Skeletal evidence of the treatment of the elderly in the Archaic and Mississippian periods in the southeastern United States

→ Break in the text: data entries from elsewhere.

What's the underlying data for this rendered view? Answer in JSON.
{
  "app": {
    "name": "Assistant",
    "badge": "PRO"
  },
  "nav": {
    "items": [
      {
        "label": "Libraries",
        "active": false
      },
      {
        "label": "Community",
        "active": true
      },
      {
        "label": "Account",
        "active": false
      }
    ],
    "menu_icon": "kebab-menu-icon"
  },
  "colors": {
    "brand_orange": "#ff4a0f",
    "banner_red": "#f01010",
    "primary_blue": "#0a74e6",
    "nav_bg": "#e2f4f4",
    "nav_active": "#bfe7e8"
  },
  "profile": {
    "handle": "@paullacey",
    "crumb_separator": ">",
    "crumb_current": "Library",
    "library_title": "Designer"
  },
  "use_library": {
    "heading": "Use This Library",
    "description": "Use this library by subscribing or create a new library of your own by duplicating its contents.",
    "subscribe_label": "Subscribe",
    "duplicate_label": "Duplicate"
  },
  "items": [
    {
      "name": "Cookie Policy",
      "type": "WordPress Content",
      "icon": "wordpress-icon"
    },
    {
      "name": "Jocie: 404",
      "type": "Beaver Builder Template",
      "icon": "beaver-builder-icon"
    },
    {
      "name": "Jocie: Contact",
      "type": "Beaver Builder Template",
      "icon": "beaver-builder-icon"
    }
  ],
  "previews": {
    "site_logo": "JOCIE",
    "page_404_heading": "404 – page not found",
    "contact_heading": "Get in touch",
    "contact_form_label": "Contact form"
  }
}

One of the primary goals in the discipline of anthropology is to explain the changes that accompany major transitions in human life. One very important transition that has occurred worldwide was the transition from a foraging existence where humans depended solely on wild food resources to an agricultural way of life with humans growing and manipulating certain staple crops. Changes that accompanied the shift to agriculture in the region of what is now the state of Alabama include increased sedentarism, increased social stratification, and poorer health and nutrition. As human groups adopted agriculture people also had to work harder to produce the food they needed to survive. This study looks to see if these changes affected the elderly in prehistoric Alabama in the same ways it affected the rest of the population. Two sites were chosen for this study. The Perry site in northwestern Alabama represents the pre-agricultural Archaic period and Moundville in west central Alabama represents the agricultural Mississippian period. Previous studies in Alabama have found a general increase in workload and trauma with the introduction of agriculture by looking at changes in osteoarthritis, bone strength and density, fractures, and dislocations, so it was expected that similar trends would be found in the oldest segment of these populations. Contrary to the results of previous studies, this study found that evidence of activity actually decreased among the elderly from the Archaic period to the Mississippian period in Alabama. This could be due to the small sample size available for this study, but if these results are in fact accurate, they reflect the excellent treatment of the elderly as reported in ethnohistoric accounts of the Southeast.